WHAT THE TASK ASKS:
If a line in the listing below contains "Volumenstrom", return that line.
[[ RECORDS SUPPLIED, beginning ]]
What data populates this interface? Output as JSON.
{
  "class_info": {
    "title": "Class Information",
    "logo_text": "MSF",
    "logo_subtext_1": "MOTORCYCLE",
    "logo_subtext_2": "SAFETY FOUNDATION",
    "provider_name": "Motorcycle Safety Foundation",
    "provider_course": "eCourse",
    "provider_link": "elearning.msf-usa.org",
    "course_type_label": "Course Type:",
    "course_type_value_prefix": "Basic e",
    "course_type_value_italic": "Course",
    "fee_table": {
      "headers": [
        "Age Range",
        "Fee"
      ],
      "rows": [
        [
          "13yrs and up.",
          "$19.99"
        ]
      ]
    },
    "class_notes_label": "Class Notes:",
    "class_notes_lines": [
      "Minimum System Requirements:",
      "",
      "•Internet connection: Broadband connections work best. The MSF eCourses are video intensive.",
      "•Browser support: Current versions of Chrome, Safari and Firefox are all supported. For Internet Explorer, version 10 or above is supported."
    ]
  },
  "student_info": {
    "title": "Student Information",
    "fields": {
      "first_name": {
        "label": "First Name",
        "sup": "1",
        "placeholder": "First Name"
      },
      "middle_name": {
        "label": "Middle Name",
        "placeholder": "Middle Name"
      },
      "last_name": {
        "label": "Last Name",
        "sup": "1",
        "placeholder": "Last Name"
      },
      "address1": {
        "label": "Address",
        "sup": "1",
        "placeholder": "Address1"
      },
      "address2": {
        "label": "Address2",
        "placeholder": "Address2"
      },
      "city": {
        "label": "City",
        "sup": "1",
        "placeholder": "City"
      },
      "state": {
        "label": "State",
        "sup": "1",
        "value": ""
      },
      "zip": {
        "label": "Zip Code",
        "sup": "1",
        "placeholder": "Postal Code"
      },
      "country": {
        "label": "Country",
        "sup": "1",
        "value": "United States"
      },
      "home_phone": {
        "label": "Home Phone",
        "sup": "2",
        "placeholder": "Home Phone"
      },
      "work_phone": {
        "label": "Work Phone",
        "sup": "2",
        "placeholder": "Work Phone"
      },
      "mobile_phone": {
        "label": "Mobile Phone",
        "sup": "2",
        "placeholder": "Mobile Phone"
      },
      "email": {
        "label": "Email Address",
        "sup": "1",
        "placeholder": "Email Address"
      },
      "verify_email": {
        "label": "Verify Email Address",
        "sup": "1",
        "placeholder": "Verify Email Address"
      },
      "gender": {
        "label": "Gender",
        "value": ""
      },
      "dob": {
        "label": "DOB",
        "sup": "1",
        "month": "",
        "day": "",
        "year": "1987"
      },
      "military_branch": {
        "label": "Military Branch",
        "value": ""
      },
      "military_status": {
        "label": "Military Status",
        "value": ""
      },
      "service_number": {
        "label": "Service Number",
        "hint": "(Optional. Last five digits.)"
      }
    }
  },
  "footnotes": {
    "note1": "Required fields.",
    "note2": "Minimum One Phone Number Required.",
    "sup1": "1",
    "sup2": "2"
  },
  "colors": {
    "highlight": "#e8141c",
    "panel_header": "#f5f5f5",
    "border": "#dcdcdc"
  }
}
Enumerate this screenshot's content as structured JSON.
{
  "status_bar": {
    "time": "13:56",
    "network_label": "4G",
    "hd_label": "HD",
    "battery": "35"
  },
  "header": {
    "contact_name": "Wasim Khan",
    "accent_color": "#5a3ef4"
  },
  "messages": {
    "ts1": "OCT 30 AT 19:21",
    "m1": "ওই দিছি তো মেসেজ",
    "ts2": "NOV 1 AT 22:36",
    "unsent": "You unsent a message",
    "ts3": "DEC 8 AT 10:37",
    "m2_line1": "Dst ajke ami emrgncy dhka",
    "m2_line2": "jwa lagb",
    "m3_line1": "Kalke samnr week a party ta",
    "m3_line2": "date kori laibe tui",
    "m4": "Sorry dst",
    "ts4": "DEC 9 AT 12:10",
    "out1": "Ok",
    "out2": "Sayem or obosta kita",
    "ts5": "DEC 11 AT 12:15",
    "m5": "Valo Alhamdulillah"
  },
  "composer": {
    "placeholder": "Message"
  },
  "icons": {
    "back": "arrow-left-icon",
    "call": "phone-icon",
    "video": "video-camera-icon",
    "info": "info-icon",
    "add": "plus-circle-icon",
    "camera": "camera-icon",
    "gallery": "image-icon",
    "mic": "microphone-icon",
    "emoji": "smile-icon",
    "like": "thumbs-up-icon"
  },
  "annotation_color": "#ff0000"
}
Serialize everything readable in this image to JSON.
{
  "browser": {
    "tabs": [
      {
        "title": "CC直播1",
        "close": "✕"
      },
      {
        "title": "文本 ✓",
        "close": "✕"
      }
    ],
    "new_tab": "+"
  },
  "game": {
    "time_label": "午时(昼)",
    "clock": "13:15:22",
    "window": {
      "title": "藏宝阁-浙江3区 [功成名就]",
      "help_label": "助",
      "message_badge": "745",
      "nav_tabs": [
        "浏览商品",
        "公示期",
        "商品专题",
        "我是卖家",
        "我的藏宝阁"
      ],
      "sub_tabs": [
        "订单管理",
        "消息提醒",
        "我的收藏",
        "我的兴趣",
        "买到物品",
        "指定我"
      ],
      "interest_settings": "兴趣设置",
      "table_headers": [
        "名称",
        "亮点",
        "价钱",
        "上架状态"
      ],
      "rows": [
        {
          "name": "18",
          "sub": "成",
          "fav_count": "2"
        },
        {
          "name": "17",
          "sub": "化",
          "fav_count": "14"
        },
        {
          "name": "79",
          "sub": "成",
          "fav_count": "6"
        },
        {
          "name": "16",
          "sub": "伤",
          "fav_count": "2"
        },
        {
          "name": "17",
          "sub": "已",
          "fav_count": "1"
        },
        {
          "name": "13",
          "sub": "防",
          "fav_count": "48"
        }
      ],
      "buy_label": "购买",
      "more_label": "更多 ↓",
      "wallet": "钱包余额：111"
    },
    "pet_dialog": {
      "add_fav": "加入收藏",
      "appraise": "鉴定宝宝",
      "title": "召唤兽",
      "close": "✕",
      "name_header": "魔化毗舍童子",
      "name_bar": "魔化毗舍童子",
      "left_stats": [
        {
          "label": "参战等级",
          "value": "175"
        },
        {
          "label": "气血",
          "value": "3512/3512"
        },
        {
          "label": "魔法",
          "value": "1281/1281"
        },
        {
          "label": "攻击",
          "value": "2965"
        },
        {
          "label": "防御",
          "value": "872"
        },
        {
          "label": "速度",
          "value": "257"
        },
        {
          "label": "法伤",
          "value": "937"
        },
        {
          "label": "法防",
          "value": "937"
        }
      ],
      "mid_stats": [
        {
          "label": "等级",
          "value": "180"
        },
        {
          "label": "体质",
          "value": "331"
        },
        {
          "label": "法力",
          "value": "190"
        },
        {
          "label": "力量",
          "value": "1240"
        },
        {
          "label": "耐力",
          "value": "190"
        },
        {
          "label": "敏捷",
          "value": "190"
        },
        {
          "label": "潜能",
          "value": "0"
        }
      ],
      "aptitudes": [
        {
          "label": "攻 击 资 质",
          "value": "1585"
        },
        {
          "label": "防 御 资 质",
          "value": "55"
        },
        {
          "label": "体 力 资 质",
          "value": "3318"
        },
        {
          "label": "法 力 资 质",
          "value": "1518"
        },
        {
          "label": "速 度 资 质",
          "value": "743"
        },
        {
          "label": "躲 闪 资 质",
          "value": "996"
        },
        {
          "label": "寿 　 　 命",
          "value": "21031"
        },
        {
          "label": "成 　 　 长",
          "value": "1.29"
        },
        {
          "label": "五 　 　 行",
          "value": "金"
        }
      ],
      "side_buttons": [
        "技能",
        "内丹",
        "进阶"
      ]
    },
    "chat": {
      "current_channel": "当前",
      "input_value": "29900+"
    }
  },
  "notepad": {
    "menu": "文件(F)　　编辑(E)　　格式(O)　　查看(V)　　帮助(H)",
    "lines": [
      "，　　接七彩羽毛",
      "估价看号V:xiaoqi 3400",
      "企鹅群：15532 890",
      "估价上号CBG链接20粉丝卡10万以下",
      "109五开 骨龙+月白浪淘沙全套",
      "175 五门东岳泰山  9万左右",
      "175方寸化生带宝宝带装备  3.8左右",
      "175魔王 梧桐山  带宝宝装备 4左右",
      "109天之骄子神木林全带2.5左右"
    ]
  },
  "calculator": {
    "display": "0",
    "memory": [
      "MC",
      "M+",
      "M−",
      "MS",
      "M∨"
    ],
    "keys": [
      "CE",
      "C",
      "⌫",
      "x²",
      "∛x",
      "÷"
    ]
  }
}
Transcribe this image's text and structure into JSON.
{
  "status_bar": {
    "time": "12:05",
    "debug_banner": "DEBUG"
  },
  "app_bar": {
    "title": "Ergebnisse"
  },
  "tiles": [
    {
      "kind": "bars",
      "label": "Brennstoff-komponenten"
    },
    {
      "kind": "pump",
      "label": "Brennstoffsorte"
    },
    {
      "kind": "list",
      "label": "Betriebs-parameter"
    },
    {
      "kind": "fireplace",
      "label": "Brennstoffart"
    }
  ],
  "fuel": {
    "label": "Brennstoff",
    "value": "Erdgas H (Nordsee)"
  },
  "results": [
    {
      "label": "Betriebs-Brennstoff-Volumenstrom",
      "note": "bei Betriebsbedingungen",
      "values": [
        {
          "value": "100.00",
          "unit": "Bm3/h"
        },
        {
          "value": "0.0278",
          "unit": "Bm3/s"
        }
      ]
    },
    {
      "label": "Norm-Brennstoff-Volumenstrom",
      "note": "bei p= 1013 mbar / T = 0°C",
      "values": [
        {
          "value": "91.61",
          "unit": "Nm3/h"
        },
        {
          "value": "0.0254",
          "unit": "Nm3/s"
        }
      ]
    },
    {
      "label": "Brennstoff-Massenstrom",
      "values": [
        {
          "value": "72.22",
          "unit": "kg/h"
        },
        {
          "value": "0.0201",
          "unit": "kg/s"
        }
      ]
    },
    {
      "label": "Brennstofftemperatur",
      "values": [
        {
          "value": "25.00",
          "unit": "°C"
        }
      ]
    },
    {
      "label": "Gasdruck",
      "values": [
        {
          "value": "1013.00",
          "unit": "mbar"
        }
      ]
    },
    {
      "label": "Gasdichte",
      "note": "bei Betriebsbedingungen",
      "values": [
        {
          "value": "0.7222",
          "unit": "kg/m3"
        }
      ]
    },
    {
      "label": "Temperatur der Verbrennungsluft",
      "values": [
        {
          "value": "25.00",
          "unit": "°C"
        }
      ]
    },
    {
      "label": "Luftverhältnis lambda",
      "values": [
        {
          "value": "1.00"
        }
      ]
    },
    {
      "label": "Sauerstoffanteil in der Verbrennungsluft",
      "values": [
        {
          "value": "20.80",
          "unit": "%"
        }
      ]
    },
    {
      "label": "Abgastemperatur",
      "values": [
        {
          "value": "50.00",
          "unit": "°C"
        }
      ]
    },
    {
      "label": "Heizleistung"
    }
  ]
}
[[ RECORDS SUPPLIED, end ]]
OUTPUT BELOW:
      "label": "Betriebs-Brennstoff-Volumenstrom",
      "label": "Norm-Brennstoff-Volumenstrom",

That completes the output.